[App and web page records]
>>>>>

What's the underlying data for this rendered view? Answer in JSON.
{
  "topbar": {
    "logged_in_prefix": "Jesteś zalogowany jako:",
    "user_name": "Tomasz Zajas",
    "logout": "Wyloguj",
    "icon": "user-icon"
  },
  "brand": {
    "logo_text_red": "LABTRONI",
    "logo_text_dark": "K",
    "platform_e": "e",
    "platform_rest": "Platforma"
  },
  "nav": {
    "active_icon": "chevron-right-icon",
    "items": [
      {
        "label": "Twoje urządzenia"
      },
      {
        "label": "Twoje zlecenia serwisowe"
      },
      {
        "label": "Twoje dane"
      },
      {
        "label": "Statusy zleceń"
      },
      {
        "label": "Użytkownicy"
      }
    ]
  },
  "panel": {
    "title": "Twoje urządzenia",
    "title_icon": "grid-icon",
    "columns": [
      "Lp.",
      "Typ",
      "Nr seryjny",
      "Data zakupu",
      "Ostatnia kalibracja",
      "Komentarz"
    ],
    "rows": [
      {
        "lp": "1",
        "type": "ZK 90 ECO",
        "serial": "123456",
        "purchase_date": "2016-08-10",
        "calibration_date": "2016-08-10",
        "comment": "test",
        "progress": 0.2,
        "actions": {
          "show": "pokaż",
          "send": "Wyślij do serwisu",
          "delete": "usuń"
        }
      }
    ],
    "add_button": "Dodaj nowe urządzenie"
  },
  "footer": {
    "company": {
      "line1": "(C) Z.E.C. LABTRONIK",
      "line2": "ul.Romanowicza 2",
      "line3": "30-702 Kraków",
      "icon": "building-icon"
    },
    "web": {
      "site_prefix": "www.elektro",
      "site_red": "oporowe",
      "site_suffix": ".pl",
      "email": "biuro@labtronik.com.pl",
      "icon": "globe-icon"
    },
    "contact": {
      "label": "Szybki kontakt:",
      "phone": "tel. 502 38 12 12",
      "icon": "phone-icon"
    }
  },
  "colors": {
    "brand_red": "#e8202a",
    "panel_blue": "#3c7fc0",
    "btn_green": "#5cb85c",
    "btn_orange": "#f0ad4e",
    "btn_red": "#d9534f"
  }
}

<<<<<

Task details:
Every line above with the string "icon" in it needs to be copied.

Reply to the task:
    "icon": "user-icon"
    "active_icon": "chevron-right-icon",
    "title_icon": "grid-icon",
      "icon": "building-icon"
      "icon": "globe-icon"
      "icon": "phone-icon"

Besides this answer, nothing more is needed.